The newest film adaptation of Agatha Christie’s 1934 murder mystery novel was released in UK cinemas in 3rd November 2017, directed by and starring Kenneth Branagh as Hercule Poirot.
I read Murder on the Orient Express for the first time around this time last year, and although I wrote notes, I never published a book review. However, after seeing the film adaptation last week, I thought it an appropriate time to revisit my notes and finally write a book review.
I really, really liked this book.
I haven’t read much by Agatha Christie, but I found her writing style surprisingly easy to read, which was a great way into the story.
Murder on the Orient Express is the first Poirot story I’ve ever read, though it’s the tenth published by Christie.

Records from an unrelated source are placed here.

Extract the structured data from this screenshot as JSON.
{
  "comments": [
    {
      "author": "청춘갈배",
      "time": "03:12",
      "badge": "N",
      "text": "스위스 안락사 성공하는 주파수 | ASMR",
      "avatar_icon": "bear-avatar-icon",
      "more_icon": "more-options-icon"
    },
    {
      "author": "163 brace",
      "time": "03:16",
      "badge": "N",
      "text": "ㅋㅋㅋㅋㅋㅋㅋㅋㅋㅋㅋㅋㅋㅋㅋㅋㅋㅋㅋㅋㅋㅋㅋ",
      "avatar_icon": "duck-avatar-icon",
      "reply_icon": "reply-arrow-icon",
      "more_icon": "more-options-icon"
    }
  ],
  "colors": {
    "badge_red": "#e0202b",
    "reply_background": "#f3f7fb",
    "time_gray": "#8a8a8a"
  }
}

He is quirky and clever, drawing on stereotypes introduced by characters like Sherlock Holmes, such as the extraordinarily talented and secluded intellectual. Poirot, however, whilst he prefers solidarity, integrates with society in a polite and courteous manner and, to the best of my knowledge, does not struggle with an opium addiction. For these reasons, I enjoyed Poirot’s character more than Sherlock, and I liked reading Poirot work his way to conclusions.
I liked the mix of lots of characters, all trapped in one singular place, who all had different stories and personalities, and yet Poirot was able to find various connections between them in interesting and subtle ways.
Film Comment: I think this subtlety was lost somewhat when translated to the big screen, in the process of condensing the narrative into a just under 2-hour film.
I thought the book was satirical, particularly in the interactions between Hercule Poirot, and his friend M. Bouc. This satire was carried across to the film, albeit in different ways.
In the book, Bouc is aware of the stereotypical methods of looking for clues, and subsequently thinks almost every object on the train is a clue. Undoubtedly, this is the approach the “untrained” mind – the mind of the reader – would take; Poirot satirises this with quips directed at Bouc, and instead leads the reader’s attention to the tiniest and seemingly most insignificant details, which are the most telling.
The final reveal of the culprit surprised me, challenging my own theories I’d created in my head and making me think in different ways.
Minor Spoiler: There was a reluctance to condemn the act of murder, because of the reason it was committed. I think murder is murder, and if we begin to justify some murder over others, regardless of intentions or motivations, it creates a risky, slippery slope of vigilante justice. Admittedly though, this frustration was admittedly drawn out more by the film adaptation.
Overall, I really enjoyed this book, and I really liked the newest film adaptation as well; Branagh captured the character of Poirot well, and the cinematography was visually stunning. I recommend both!
News of a second Poirot film with Kenneth Branagh, an adaptation of Death on the Nile, is already spreading. If this is the case, I can’t wait to read Death on the Nile next.